**EXTRACTED ENTRIES**
----------------
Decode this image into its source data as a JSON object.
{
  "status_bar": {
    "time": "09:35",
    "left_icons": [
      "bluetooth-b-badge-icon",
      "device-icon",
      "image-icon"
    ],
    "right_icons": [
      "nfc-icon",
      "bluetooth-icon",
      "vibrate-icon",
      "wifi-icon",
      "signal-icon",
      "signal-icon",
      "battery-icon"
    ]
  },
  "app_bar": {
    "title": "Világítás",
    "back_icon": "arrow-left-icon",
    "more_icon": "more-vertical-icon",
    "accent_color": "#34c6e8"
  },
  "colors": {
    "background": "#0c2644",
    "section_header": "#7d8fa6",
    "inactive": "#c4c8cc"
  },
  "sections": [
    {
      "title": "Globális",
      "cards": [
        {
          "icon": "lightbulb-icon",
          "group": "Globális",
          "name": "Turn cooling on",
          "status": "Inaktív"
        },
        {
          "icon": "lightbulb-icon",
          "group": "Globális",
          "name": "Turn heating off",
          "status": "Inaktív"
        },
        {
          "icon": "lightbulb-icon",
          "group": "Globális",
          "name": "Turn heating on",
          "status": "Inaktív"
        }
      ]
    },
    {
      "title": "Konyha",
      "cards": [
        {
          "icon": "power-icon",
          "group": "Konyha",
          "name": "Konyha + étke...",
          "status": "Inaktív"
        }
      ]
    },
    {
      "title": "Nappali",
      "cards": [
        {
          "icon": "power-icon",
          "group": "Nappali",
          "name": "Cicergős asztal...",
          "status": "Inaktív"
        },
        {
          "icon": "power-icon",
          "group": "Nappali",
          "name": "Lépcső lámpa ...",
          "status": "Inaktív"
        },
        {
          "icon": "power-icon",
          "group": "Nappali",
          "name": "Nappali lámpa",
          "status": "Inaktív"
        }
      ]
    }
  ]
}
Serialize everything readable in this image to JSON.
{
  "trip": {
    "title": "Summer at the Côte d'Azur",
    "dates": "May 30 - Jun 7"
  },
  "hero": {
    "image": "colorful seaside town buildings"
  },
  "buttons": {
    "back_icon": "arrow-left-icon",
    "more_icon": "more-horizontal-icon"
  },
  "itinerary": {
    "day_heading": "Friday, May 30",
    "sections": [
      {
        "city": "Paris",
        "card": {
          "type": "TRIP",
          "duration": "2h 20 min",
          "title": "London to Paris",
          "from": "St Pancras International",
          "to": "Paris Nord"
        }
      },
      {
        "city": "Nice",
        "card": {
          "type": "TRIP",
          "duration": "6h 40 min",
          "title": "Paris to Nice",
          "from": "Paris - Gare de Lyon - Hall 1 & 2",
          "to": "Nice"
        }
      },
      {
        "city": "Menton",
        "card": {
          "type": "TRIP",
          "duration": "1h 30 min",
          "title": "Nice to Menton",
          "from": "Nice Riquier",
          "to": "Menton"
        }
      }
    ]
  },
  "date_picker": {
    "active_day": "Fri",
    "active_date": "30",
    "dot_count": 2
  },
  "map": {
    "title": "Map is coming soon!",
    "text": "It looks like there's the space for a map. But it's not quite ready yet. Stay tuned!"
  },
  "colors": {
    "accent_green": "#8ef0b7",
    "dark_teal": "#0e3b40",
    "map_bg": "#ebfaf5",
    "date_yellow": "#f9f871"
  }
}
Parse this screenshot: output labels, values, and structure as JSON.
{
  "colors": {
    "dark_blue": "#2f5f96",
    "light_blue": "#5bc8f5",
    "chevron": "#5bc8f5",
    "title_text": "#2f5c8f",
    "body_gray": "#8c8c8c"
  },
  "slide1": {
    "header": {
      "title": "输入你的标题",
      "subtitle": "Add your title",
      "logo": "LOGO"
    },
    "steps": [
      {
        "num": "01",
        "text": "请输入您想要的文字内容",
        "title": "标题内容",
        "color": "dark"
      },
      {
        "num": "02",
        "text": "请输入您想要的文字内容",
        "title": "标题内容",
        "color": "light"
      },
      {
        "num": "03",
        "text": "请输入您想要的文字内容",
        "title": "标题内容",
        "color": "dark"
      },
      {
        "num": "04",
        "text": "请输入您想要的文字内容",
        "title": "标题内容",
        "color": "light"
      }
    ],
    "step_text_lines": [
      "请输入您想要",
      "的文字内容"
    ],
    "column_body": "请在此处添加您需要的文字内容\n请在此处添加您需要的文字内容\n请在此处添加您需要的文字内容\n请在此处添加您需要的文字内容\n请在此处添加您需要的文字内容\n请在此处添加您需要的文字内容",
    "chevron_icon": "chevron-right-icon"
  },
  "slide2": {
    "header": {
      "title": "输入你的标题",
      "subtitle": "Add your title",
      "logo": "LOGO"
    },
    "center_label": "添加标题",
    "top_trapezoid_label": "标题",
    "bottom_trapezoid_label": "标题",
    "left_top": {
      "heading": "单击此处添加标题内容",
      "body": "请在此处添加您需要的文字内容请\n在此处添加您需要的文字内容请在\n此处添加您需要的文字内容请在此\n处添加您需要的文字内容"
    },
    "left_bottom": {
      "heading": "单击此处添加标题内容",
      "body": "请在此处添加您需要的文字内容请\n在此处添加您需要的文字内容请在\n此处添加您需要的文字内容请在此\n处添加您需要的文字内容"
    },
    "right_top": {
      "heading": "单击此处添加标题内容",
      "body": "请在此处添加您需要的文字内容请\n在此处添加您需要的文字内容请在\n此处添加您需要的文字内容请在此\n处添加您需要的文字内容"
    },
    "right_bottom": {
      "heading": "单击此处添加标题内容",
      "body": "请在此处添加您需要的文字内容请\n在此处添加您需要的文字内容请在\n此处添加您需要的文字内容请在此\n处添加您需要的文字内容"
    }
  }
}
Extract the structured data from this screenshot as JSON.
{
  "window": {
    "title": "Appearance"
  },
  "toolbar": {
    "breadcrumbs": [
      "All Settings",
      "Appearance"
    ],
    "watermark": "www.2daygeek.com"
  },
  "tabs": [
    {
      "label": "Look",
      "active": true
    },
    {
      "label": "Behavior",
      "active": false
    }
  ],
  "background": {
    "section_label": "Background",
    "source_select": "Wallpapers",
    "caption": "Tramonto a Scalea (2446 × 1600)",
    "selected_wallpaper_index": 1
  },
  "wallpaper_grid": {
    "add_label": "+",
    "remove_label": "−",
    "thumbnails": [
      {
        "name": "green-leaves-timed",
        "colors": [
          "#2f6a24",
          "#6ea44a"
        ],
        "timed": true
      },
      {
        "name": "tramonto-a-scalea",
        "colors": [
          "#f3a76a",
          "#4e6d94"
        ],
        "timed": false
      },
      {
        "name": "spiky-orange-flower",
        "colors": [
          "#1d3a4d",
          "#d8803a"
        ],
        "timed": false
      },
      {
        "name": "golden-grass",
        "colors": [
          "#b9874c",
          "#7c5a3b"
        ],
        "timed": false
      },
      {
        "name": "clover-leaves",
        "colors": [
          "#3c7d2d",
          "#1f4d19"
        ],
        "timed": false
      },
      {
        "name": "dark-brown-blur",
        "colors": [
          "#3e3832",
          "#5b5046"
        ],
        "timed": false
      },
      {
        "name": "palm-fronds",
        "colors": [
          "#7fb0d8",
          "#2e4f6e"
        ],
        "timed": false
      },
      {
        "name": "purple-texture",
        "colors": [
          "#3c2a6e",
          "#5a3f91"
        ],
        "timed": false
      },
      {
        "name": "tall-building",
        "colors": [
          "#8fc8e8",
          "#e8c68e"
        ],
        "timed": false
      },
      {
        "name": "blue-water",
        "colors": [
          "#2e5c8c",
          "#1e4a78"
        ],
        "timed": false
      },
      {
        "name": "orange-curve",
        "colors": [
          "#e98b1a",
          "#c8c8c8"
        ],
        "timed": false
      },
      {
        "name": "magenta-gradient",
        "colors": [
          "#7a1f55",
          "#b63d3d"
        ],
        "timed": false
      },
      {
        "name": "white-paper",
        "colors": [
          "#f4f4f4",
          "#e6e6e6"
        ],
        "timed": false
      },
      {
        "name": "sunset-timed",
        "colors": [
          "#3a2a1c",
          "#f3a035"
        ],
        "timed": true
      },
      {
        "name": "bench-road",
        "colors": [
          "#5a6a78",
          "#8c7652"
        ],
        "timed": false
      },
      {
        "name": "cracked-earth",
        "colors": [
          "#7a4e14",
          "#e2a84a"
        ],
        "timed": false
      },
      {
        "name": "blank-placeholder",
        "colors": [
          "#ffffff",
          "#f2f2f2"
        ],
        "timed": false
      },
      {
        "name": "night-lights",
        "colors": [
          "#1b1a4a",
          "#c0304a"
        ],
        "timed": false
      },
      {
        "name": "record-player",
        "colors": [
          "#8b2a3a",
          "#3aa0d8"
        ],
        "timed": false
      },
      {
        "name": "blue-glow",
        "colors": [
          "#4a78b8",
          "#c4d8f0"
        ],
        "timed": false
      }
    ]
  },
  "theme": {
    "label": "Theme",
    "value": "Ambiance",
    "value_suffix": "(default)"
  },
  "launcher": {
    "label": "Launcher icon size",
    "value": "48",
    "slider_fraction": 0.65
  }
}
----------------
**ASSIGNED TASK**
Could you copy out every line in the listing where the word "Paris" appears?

**EXERCISE OUTPUT**
        "city": "Paris",
          "title": "London to Paris",
          "to": "Paris Nord"
          "title": "Paris to Nice",
          "from": "Paris - Gare de Lyon - Hall 1 & 2",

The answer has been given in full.